If you are downtown, you might also see Bob Whitt riding a Segway. He's head of White River State Park, where a fleet of the personal transportation devices is used to conduct tours. Whitt rides one regularly to cruise the park and make it to downtown meetings and events.
I and a few others from IBJ recently overcame our fear of looking like dorks and took the park tour, with Bob leading the way. We donned those funky-looking helmets, took a brief tutorial, and were off and running.
Bob didn't wear a helmet, by the way, and looked a lot cooler. Well, less dorky is probably a better description.
I don't know what it is, but it's pretty much impossible to look cool when you're on one of those things, which my daughters reminded me of gleefully when I told them about my adventure.
Be that as it may, I'm here to tell you that a ride on a Segway and a tour of the park are well worth the humiliation. You get over it fast because you're having so much fun.
Our tour lasted more than an hour, and we covered about every inch of the park. We cruised through the open mall, around NIFS and across White River on the New York Street bridge and glided through the Promenade behind the zoo.
We came back over the river on the Washington Street pedestrian bridge, went down behind the NCAA and the Indiana State and Eiteljorg museums, and headed north along the canal all the way to Buggs Temple and back.
Whitt was an expert tour guide and darn good on that Segway. He couldn't resist the urge to hot dog a little near the end of our journey when he slalomed in and out of a group of building columns.
While none of the rest of us could perform at that level, we were all quite comfortable on our machines. After the two- to three-minute instructional lecture and a demonstration from the guide, we were fine. Most otherwisecapable people will have no problem riding a Segway.
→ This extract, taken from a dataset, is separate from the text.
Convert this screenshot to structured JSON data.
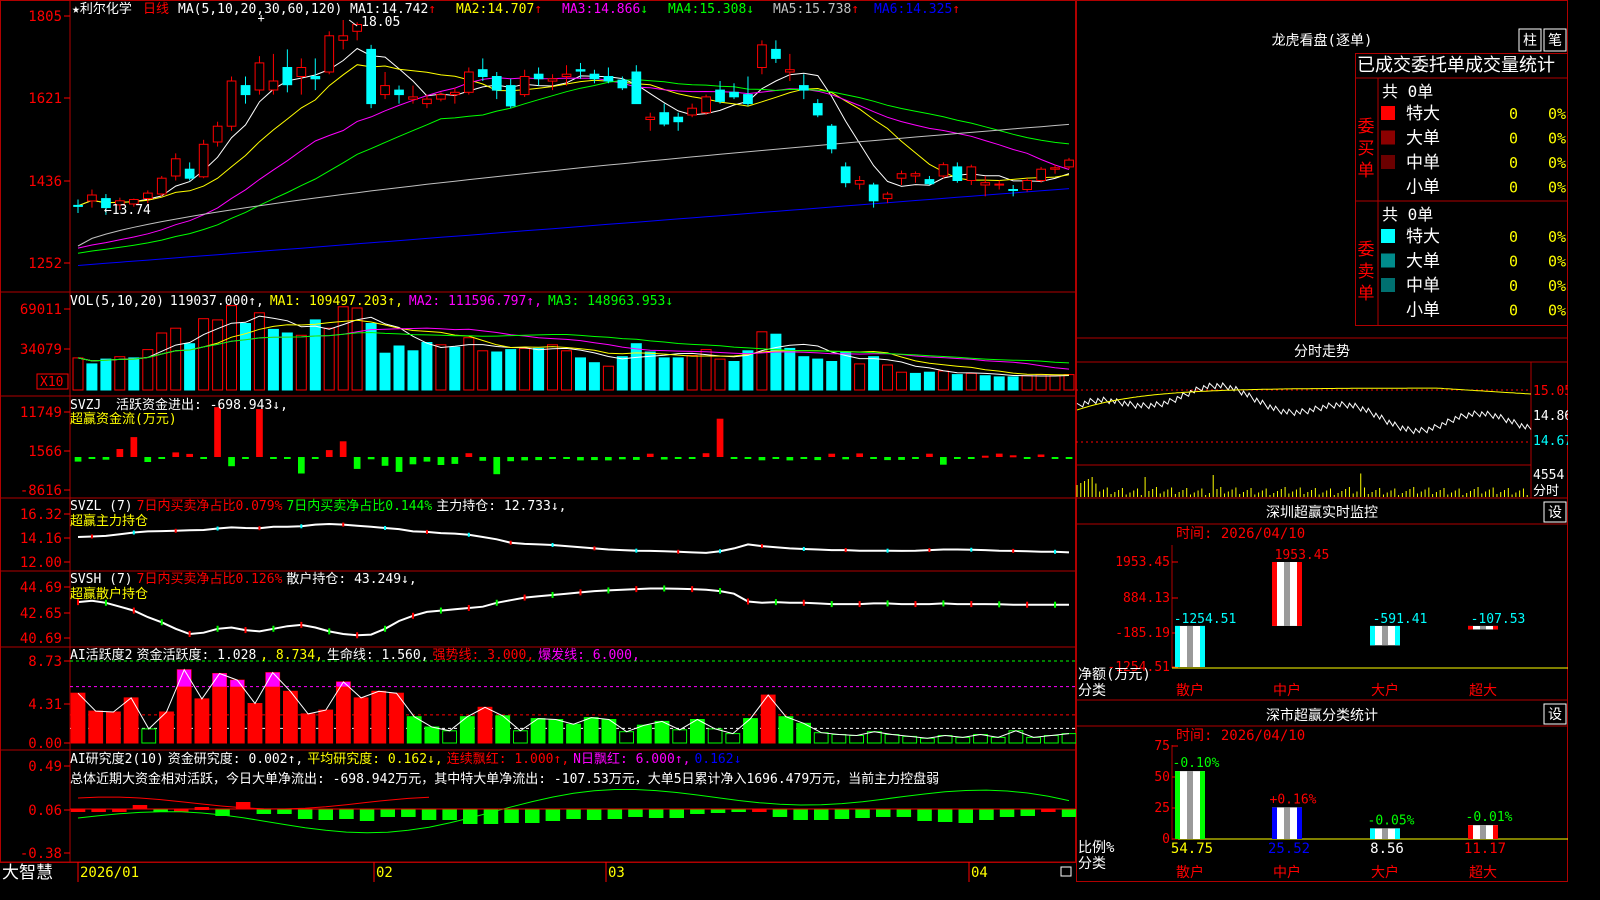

The "two-wheeled, battery-powered personal conveyances" and tours at the park ($45 a head) are provided by Segway of Indiana, the state's only dealership. If you want to own one, you're talking about $5,000. You can see them up close and personal at SI's Broad Ripple showroom.
Whitt tells me the tourist business is growing nicely, but that corporations have also started to use the park tour on Segways as an outing and bonding experience for employees and management teams.
Not only does a tour show off one of the city's premier assets, but it also gives participants a unique experience in which they've learned a new skill, and they've done it together. They've also been seen in public together looking like dorks! What could be more bonding than that?
I liked it so much, an IBJ management outing is already on the agenda.
Katterjohn is publisher of IBJ. To comment on this column, send e-mail to email@example.com.